Apps – Lujure, TabSite, PageModo, Fan Page Engine are all tools to build apps for your Facebook fan page
- Social integraion and apps: YouTube, Twitter, RSS Graffiti
- Featured likes and page owners
- Photo Strip – random placement; she created an album called photo strip, and they appear in a random order, but they’re still connected in some way; when you click on them, you see the image description, and a link to go buy that product; analytics will show the sale came from Facebook
Kate wraps up by showing her own Facebook fan page, which looks great and shows cohesion between colors, and illustrates her point about the photo strip very well. Check it out!
Next up is Brian Carter. He asks, what is Facebook? Remember those e-mails you used to get from relatives with funny pictures of dogs? That’s dumb, right? But if you put it on Facebook and get 100 likes, it’s brilliant! Things on Facebook may be dumber than they appear.
Twitter vs. Facebook
Facebook has eight times the reach. A company called ChompOn enables daily deal sites, and they did a study, and discovered a Twitter follower is worth $2, whereas a Facebook like is worth $8. A tweet is worth $5; a Facebook share is $14. So Facebook wins.
He asks everyone to raise their hands if they like raising their hands. [Very meta.] He’s asking if anyone manages Facebook pages for clients, and if they know whether they’re visible to 50% of their fans. An average of 16% of fans see daily posts from a page they’ve liked.
How many have an ROI of 300% or above on their ad spend? Many have zero or dont’ know, but he’s seen 300% to 6000%.
Optimizing Facebook ROI
You need a revenue model and strategy that work. Use Facebook ads to get fans, they click the ad, get to your site, and buy. That’s the goal.
- Improve your prospect quality
- Lower your ad costs
- Lower fan acquisition cost
- Increase visibility to fans
- Improve conversion rate
He shows a screenshot from a company called Campalyst that has a cool application. The biggest problem with Facebook ROI is Facebook analytics are not connected to your Web analytics. Campalyst connects the two, and fixes bottenecks.
Optimizing Facebook Posts
Engagement translates into visibility. Page Lever is an advanced, paid Facebook analytics tool. They surveyed 400 million fans, and found about 7.5% of fans actually se your page’s posts. People don’t go back to a Facebook page after they like it. They see your posts in their News Feed. Maybe. So you need to ask for likes, comments, whatever action you want. Use the formula “Click Like if…” or “Tell me in the comments below.” You’ll see a change, he guarantees it.
How do you get more likes? Again using Page Lever, you can find out how often you need to post. It gives you a graph that shows you the life of a post. Once it levels off, no one is seeing it anymore, and you need to post something new.
Page Lever will also show you EdgeRank Optimization, Time/Day Optimization, Ideal Fan Sourcing (where new fans come from, but also where people who unlike your page came from), a lot of great information.

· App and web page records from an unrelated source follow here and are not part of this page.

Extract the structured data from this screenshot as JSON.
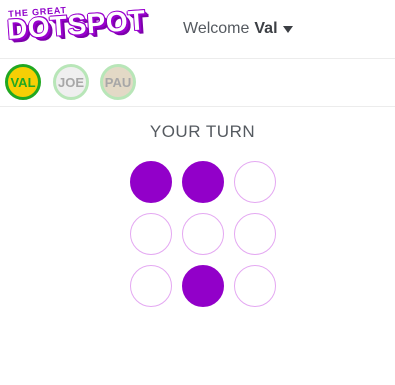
{
  "logo": {
    "line1": "THE GREAT",
    "line2": "DOTSPOT"
  },
  "header": {
    "welcome": "Welcome",
    "user": "Val"
  },
  "players": [
    {
      "name": "VAL",
      "active": true,
      "bg": "#f6cf05",
      "border": "#21a821",
      "color": "#21a821"
    },
    {
      "name": "JOE",
      "active": false,
      "bg": "#efefef",
      "border": "#b8e6b8",
      "color": "#a7a7a7"
    },
    {
      "name": "PAU",
      "active": false,
      "bg": "#e3d9c6",
      "border": "#b8e6b8",
      "color": "#a7a7a7"
    }
  ],
  "turn_label": "YOUR TURN",
  "grid": {
    "rows": 3,
    "cols": 3,
    "cells": [
      true,
      true,
      false,
      false,
      false,
      false,
      false,
      true,
      false
    ]
  },
  "colors": {
    "dot_filled": "#9200c9",
    "dot_empty_border": "#e4a8f2"
  }
}
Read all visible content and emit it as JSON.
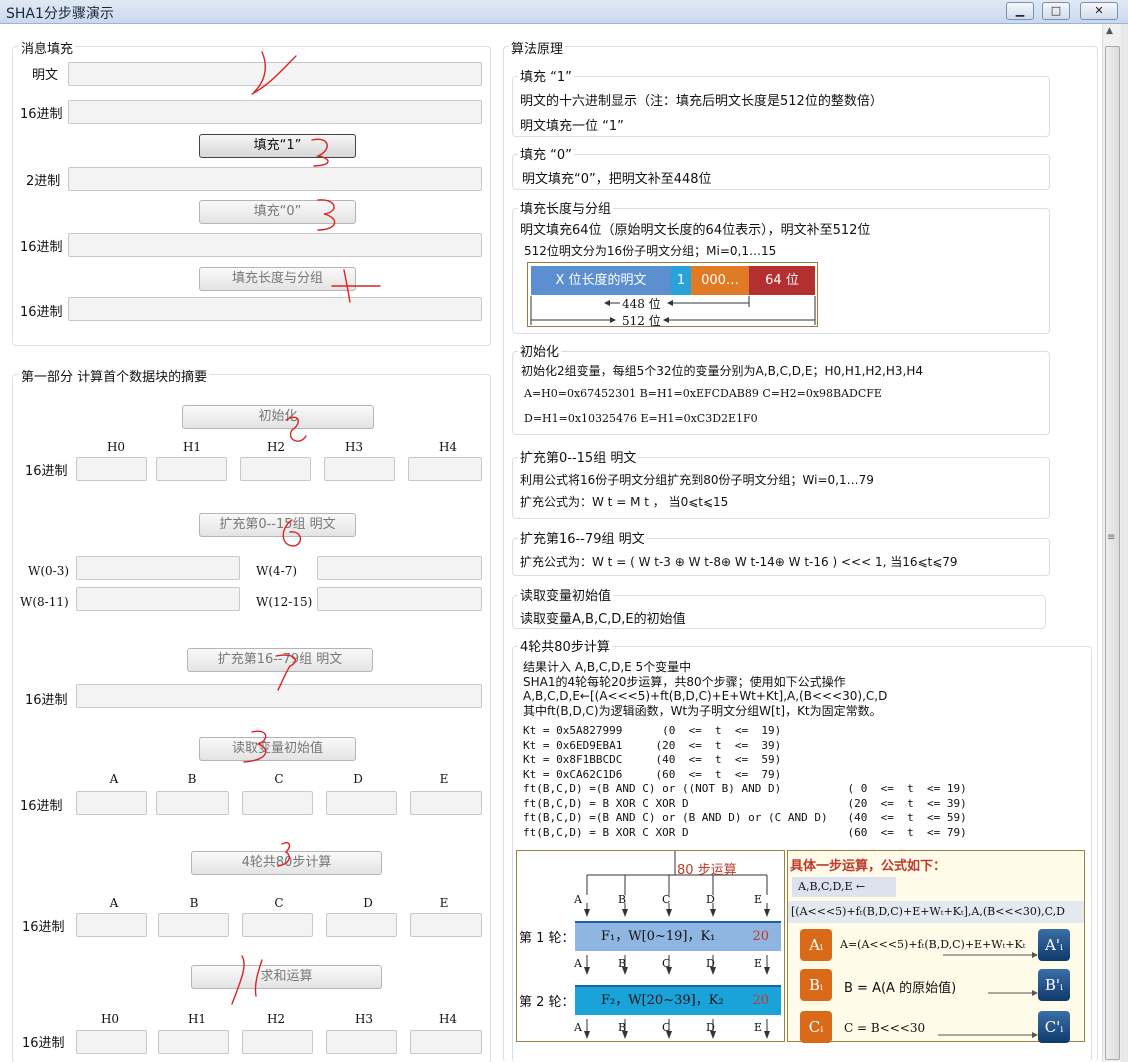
{
  "window": {
    "title": "SHA1分步骤演示",
    "min": "▁",
    "max": "□",
    "close": "✕"
  },
  "left_top": {
    "title": "消息填充",
    "labels": [
      "明文",
      "16进制",
      "2进制",
      "16进制",
      "16进制"
    ],
    "btn_pad1": "填充“1”",
    "btn_pad0": "填充“0”",
    "btn_len": "填充长度与分组"
  },
  "left_bottom": {
    "title": "第一部分 计算首个数据块的摘要",
    "btn_init": "初始化",
    "btn_expand1": "扩充第0--15组 明文",
    "btn_expand2": "扩充第16--79组 明文",
    "btn_read": "读取变量初始值",
    "btn_rounds": "4轮共80步计算",
    "btn_sum": "求和运算",
    "hdr_h": [
      "H0",
      "H1",
      "H2",
      "H3",
      "H4"
    ],
    "hdr_abc": [
      "A",
      "B",
      "C",
      "D",
      "E"
    ],
    "label_hex": "16进制",
    "w_labels": [
      "W(0-3)",
      "W(4-7)",
      "W(8-11)",
      "W(12-15)"
    ]
  },
  "right": {
    "title": "算法原理",
    "s1_title": "填充 “1”",
    "s1_l1": "明文的十六进制显示（注：填充后明文长度是512位的整数倍）",
    "s1_l2": "明文填充一位 “1”",
    "s2_title": "填充 “0”",
    "s2_l1": "明文填充“0”，把明文补至448位",
    "s3_title": "填充长度与分组",
    "s3_l1": "明文填充64位（原始明文长度的64位表示），明文补至512位",
    "s3_l2": "512位明文分为16份子明文分组；Mi=0,1…15",
    "s3_seg1": "X 位长度的明文",
    "s3_seg2": "1",
    "s3_seg3": "000…",
    "s3_seg4": "64 位",
    "s3_448": "448 位",
    "s3_512": "512 位",
    "s4_title": "初始化",
    "s4_l1": "初始化2组变量，每组5个32位的变量分别为A,B,C,D,E；H0,H1,H2,H3,H4",
    "s4_l2": "A=H0=0x67452301 B=H1=0xEFCDAB89 C=H2=0x98BADCFE",
    "s4_l3": "D=H1=0x10325476 E=H1=0xC3D2E1F0",
    "s5_title": "扩充第0--15组 明文",
    "s5_l1": "利用公式将16份子明文分组扩充到80份子明文分组；Wi=0,1…79",
    "s5_l2": "扩充公式为：W t = M t ， 当0⩽t⩽15",
    "s6_title": "扩充第16--79组 明文",
    "s6_l1": "扩充公式为：W t = ( W t-3 ⊕ W t-8⊕ W t-14⊕ W t-16 ) <<< 1, 当16⩽t⩽79",
    "s7_title": "读取变量初始值",
    "s7_l1": "读取变量A,B,C,D,E的初始值",
    "s8_title": "4轮共80步计算",
    "s8_text": "结果计入 A,B,C,D,E 5个变量中\nSHA1的4轮每轮20步运算，共80个步骤；使用如下公式操作\nA,B,C,D,E←[(A<<<5)+ft(B,D,C)+E+Wt+Kt],A,(B<<<30),C,D\n其中ft(B,D,C)为逻辑函数，Wt为子明文分组W[t]，Kt为固定常数。",
    "s8_consts": "Kt = 0x5A827999      (0  <=  t  <=  19)\nKt = 0x6ED9EBA1     (20  <=  t  <=  39)\nKt = 0x8F1BBCDC     (40  <=  t  <=  59)\nKt = 0xCA62C1D6     (60  <=  t  <=  79)\nft(B,C,D) =(B AND C) or ((NOT B) AND D)          ( 0  <=  t  <= 19)\nft(B,C,D) = B XOR C XOR D                        (20  <=  t  <= 39)\nft(B,C,D) =(B AND C) or (B AND D) or (C AND D)   (40  <=  t  <= 59)\nft(B,C,D) = B XOR C XOR D                        (60  <=  t  <= 79)",
    "rounds_title": "80 步运算",
    "round1": "第 1 轮：",
    "round2": "第 2 轮：",
    "round1_bar": "F₁，W[0~19]，K₁",
    "round2_bar": "F₂，W[20~39]，K₂",
    "round_count": "20",
    "letters": [
      "A",
      "B",
      "C",
      "D",
      "E"
    ],
    "step_title": "具体一步运算，公式如下：",
    "step_l1": "A,B,C,D,E ←",
    "step_l2": "[(A<<<5)+fₜ(B,D,C)+E+Wₜ+Kₜ],A,(B<<<30),C,D",
    "step_a": "Aᵢ",
    "step_b": "Bᵢ",
    "step_c": "Cᵢ",
    "step_fa": "A=(A<<<5)+fₜ(B,D,C)+E+Wₜ+Kₜ",
    "step_fb": "B = A(A 的原始值)",
    "step_fc": "C = B<<<30",
    "step_oa": "A'ᵢ",
    "step_ob": "B'ᵢ",
    "step_oc": "C'ᵢ"
  },
  "colors": {
    "seg_blue": "#5b8fcf",
    "seg_cyan": "#27a3d9",
    "seg_orange": "#e07a24",
    "seg_red": "#b43030",
    "bar_blue": "#8fb6e0",
    "bar_cyan": "#1aa3d9",
    "step_orange": "#d86a1a",
    "scribble_red": "#d22"
  }
}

Problem: Can’t create enough unique content
Problem: Post good content at wrong time
- Find the most viral content in your niche

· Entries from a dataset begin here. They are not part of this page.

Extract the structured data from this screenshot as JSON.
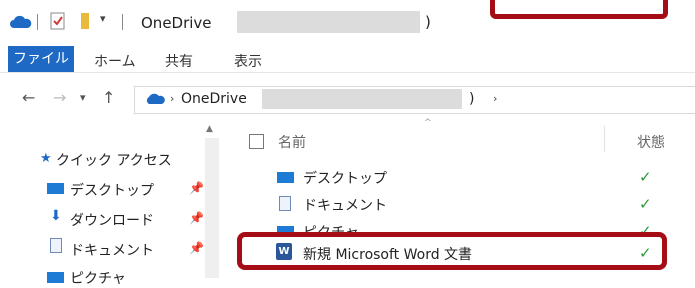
{
  "titlebar": {
    "title": "OneDrive",
    "title_suffix": ")"
  },
  "ribbon": {
    "tabs": [
      "ファイル",
      "ホーム",
      "共有",
      "表示"
    ]
  },
  "address": {
    "root": "OneDrive",
    "suffix": ")"
  },
  "navpane": {
    "quick_access": "クイック アクセス",
    "items": [
      "デスクトップ",
      "ダウンロード",
      "ドキュメント",
      "ピクチャ"
    ]
  },
  "list": {
    "col_name": "名前",
    "col_status": "状態",
    "items": [
      {
        "name": "デスクトップ",
        "icon": "folder-icon",
        "status": "✓"
      },
      {
        "name": "ドキュメント",
        "icon": "document-folder-icon",
        "status": "✓"
      },
      {
        "name": "ピクチャ",
        "icon": "pictures-folder-icon",
        "status": "✓"
      },
      {
        "name": "新規 Microsoft Word 文書",
        "icon": "word-document-icon",
        "status": "✓"
      }
    ]
  },
  "colors": {
    "ribbon_file_tab": "#1d69c4",
    "highlight_box": "#a50d16",
    "status_ok": "#2e9a36"
  }
}
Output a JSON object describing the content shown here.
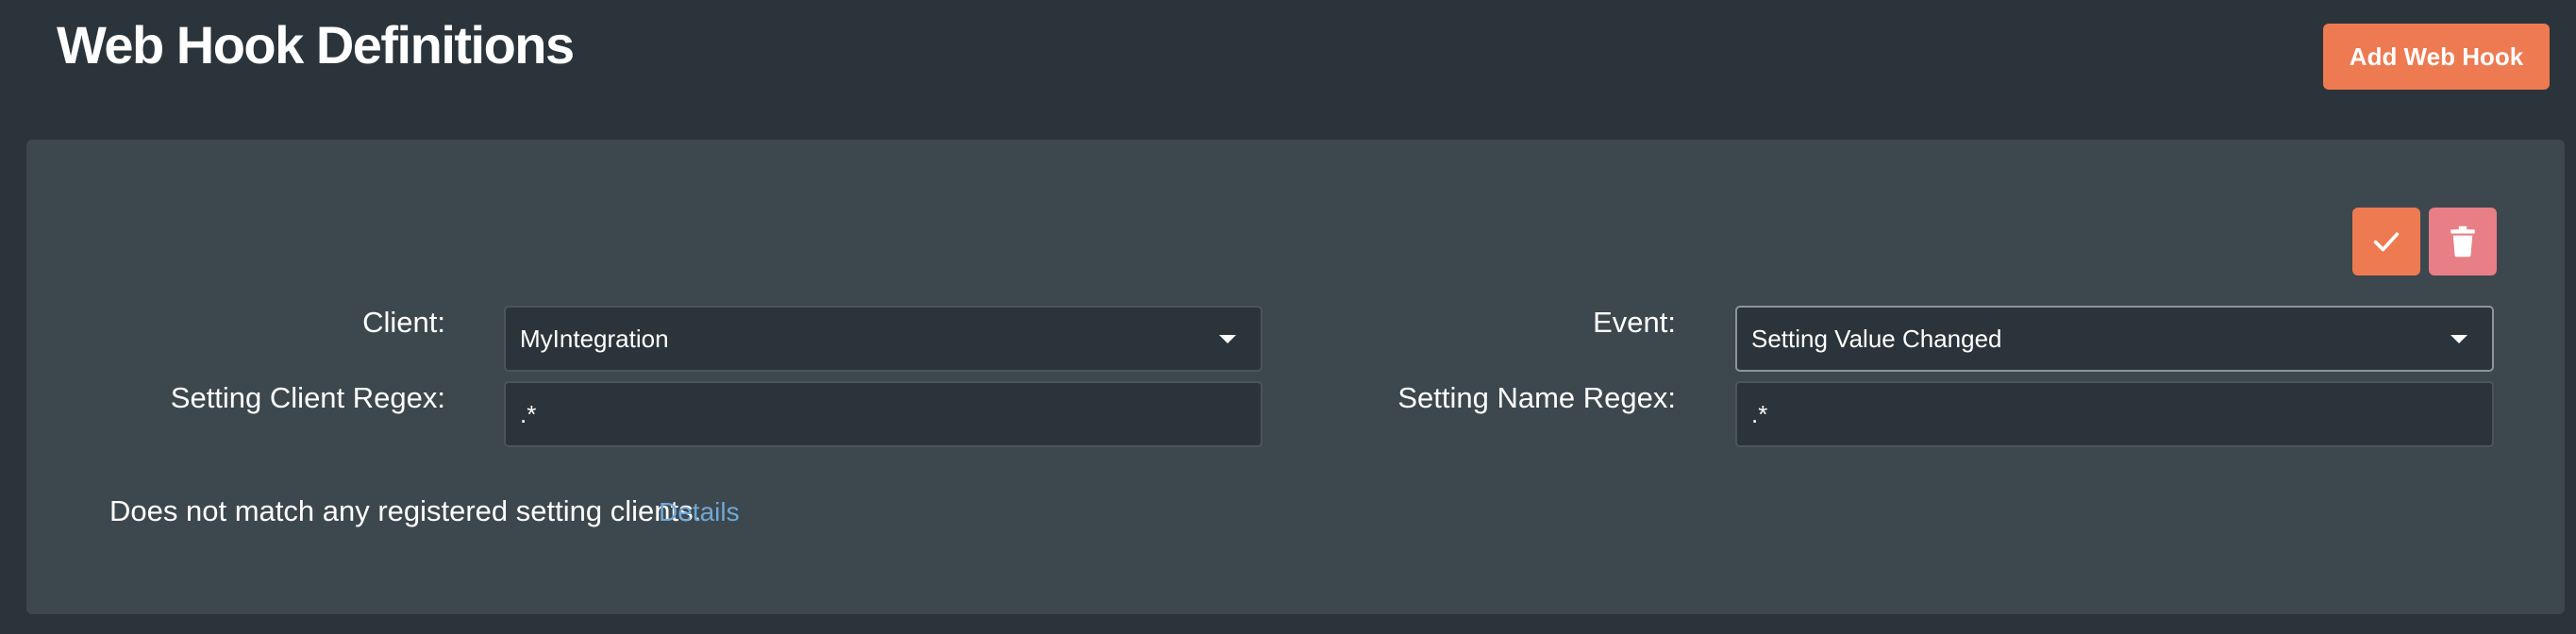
{
  "page": {
    "title": "Web Hook Definitions",
    "add_button_label": "Add Web Hook"
  },
  "webhook": {
    "actions": {
      "save_icon": "checkmark-icon",
      "delete_icon": "trash-icon"
    },
    "client": {
      "label": "Client:",
      "value": "MyIntegration"
    },
    "event": {
      "label": "Event:",
      "value": "Setting Value Changed"
    },
    "client_regex": {
      "label": "Setting Client Regex:",
      "value": ".*"
    },
    "name_regex": {
      "label": "Setting Name Regex:",
      "value": ".*"
    },
    "match_message": "Does not match any registered setting clients.",
    "details_link": "Details"
  },
  "colors": {
    "page_background": "#2b343a",
    "card_background": "#3d474e",
    "accent": "#ee7a52",
    "danger": "#e87e86",
    "link": "#6fa8d6"
  }
}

- Post at the best day and time for your audience
- Repost the best posts at the optimal time
Optimizing Your Fan Base
Use demographics. It’s a huge part of Facebook’s ad targeting. If you don’t know your demographics, you can use clues.yahoo.com, alexa.com, quantcast.com, compete.com (paid).
Five Types of Fans
- Sycophants – maybe the fans you got for the custom URL
- Current Customers – repeat sales
- Potential Customers – new sales
- Media/bloggers – PR/SEO
- Mega fans – Brand protection
Optimizing Facebook Advertising
If you’re not using Facebook advertising, you’re missing out. We’ve never been able to reach 730+ million users before just by paying $20. So: use Facebook ads.
Likes decrease costs, and capture prospects. So how do you get 700% better Facebook ad results? With a tool called Optim.al.
Facebook Ad Test Tips
- Always create at least 5-10 ads
- Test 4-6 images
- Test several headlines
- Test several body copy rephrasings
- Test multiple demographics, precise interests, topics, and categories
When you use images in your ads, use faces. Why? Because it’s FACEbook! If your page/business is about animals, use animal faces.
So, are you ready to build or improve your Facebook page? Time to get more fans and likes!